5-year-old boy and his 2-year-old brother crash their mom’s car

(CNN) The 2 young brothers in Putnam Region, West Virginia, were never trained how to drive. Not intentionally, a minimum of.

However the boys, ages 5 and two, had played their share associated with driving video games. They’d been viewing their mom drive. And they understood she kept an extra set of tips under the floor mat of the girl 2005 Ford Focus.
So when the brothers desired to visit the animals on their grandfather’s plantation about 7 miles away, these people hatched a plan to trek more than on their own. While their mom believed they were playing in the front yard, the girl sons were actually taking a joyride down a winding road.

It took the team effort for the brothers to complete the kind of rebellious stunt that is generally attempted by kids at least ten years their senior. The older child was able to stretch to reach the braking system and gas pedals, while their 2-year-old brother helped steer.

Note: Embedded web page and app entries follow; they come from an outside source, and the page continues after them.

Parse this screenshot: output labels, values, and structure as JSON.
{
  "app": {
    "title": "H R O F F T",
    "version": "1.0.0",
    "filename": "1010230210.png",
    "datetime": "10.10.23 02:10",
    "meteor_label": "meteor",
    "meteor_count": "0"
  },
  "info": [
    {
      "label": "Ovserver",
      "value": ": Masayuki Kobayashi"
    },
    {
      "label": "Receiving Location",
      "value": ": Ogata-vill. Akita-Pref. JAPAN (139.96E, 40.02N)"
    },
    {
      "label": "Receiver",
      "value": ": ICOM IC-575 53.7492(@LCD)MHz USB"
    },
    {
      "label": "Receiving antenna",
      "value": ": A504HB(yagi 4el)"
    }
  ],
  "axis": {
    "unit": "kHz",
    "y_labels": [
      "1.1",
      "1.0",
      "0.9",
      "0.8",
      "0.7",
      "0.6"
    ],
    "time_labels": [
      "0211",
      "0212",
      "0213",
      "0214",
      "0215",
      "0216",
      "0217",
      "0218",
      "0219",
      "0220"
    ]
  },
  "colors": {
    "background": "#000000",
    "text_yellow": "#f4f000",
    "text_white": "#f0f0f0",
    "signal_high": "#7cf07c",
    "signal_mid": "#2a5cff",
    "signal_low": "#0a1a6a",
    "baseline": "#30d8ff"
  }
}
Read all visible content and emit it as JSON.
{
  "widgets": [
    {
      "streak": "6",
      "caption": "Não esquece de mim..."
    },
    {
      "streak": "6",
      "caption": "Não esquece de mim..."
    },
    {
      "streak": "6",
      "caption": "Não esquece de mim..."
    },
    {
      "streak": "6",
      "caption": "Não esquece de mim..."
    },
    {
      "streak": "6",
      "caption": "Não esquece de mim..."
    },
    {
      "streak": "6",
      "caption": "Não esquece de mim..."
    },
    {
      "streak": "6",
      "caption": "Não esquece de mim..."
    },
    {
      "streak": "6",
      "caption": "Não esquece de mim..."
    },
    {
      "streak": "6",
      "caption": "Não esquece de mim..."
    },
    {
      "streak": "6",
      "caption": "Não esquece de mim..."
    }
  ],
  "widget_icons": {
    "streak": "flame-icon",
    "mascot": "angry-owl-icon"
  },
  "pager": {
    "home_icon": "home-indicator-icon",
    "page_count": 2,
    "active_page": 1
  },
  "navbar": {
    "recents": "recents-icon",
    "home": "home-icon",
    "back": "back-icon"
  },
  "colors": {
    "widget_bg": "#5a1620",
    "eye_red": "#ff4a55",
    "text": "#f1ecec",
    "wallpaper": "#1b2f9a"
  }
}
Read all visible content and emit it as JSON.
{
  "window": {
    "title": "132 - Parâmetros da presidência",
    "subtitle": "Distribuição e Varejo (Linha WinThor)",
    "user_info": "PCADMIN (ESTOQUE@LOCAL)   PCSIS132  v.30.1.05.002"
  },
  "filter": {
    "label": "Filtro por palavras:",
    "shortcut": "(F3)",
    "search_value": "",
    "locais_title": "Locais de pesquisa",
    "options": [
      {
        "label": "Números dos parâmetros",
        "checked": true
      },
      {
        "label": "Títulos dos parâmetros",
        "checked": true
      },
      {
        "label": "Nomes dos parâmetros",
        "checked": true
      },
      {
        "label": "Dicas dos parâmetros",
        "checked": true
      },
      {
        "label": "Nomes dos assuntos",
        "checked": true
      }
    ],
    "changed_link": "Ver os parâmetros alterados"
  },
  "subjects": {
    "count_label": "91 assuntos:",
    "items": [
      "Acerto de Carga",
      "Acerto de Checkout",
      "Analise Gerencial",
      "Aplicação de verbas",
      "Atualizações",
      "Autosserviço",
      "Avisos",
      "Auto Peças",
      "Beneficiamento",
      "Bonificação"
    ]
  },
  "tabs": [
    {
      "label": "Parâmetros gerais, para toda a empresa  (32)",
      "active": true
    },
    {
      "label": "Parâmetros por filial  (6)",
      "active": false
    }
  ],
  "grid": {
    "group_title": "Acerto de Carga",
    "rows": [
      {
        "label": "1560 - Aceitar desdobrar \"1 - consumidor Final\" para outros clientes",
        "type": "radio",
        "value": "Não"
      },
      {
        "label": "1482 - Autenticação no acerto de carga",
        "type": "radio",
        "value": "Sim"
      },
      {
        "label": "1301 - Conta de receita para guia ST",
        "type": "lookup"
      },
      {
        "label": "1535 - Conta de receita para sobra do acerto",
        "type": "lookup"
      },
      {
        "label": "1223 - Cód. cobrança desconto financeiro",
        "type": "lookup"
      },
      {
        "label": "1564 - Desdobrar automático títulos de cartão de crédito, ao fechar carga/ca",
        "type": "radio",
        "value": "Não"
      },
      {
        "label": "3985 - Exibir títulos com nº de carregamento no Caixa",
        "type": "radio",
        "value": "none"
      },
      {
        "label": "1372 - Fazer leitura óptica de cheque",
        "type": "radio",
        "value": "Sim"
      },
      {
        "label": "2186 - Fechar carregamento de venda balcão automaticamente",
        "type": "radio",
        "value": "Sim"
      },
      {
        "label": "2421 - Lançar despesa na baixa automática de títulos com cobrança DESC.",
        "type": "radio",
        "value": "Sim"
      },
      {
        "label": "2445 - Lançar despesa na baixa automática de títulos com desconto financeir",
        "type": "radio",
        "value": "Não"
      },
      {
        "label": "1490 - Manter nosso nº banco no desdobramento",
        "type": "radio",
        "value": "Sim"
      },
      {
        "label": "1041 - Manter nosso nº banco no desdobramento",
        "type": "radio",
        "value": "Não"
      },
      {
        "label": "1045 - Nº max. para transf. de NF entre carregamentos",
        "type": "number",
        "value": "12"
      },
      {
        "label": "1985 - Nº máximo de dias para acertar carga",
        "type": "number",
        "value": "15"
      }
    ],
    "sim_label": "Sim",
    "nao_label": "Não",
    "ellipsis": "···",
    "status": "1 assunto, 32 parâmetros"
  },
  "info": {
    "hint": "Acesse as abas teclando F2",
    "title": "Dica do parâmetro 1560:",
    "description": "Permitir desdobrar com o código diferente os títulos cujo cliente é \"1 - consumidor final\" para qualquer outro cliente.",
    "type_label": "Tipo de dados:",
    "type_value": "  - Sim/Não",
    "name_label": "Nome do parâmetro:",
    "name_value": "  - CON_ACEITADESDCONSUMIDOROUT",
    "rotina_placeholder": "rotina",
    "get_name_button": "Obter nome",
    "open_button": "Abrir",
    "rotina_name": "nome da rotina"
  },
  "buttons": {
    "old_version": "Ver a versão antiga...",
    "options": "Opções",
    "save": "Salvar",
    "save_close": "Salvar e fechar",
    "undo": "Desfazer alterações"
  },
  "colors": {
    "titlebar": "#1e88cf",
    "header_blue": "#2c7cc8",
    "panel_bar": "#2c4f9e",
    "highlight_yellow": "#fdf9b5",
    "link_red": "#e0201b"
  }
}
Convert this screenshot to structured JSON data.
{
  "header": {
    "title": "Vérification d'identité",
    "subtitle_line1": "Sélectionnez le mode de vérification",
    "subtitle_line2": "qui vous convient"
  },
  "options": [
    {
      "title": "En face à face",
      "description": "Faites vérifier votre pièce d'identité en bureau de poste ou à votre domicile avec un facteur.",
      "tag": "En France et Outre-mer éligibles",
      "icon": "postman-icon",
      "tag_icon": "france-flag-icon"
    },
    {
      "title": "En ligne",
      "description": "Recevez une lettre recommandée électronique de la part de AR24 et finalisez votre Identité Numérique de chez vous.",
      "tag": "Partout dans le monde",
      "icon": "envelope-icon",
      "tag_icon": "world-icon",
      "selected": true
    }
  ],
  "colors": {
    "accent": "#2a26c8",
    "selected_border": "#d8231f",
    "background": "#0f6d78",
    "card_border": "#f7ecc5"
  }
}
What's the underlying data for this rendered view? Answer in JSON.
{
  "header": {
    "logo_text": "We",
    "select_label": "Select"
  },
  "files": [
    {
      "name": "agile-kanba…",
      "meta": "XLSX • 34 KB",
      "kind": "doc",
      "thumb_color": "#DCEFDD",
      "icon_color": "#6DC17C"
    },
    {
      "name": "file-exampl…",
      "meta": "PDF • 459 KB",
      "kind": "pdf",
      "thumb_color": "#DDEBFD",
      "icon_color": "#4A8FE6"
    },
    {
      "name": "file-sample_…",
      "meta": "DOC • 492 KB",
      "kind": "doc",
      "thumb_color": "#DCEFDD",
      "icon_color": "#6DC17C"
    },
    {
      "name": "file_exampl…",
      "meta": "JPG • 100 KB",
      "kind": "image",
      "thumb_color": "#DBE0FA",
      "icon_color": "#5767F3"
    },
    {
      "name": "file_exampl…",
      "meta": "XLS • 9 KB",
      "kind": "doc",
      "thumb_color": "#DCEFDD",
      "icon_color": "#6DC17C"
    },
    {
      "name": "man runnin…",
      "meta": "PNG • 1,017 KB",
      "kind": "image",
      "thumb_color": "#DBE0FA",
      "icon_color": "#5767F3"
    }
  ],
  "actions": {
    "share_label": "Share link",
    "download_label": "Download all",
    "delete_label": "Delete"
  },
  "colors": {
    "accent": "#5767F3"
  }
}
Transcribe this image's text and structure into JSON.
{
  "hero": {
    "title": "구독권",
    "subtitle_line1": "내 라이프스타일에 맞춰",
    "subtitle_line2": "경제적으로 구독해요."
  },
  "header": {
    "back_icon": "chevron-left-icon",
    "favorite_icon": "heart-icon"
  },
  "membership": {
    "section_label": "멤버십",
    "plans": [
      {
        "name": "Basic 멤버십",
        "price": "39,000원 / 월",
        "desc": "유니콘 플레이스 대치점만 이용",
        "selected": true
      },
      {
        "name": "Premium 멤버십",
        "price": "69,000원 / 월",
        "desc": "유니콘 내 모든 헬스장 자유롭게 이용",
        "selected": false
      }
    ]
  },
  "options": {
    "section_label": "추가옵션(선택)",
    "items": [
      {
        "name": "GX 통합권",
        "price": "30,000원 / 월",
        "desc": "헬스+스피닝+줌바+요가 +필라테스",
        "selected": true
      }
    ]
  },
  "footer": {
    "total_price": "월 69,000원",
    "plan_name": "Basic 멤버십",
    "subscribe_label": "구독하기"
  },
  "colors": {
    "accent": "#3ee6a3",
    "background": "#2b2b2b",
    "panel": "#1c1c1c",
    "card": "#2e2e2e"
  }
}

Without other cars on the road, they were incredibly able to make it 3 miles from your own home. And they weren’t lost on a few random street: The brothers understood exactly where their grandfather’s house had been and were almost halfway for their destination before their trip found an abrupt end, Putnam Region Sheriff Steve Deweese said.

The children navigated the twists in the street, an intersection and a right switch before running off the roadway plus into an embankment.
Both boys, who were delivered to a hospital as a precaution, had been left unscathed. The Ford Focus, however, took a hit to some paneling as well as the front wheel on its right-hand side.
The particular brothers crashed in a residential region, where nearby homeowners saw the particular accident and called police.

Deweese said his office continues to be working with Child Protective Services to determine why the mother was unaware of the particular familial carjacking.
“There’s a gap there that will we’re trying to fill in to see just how long the children were actually unattended, inch Deweese said.
When one of Deweese’s deputies reached the scene, the boys understood their way back and were able to let him know exactly how to take them home.
Deweese said mom was surprised when her kids showed up with the deputy at the girl front door. She hadn’t noticed that they will — or her car — were missing.
“I’m so glad that the children didn’t get seriously injured, plus hopefully the mother will do her parent duties and watch her children, inch Deweese said.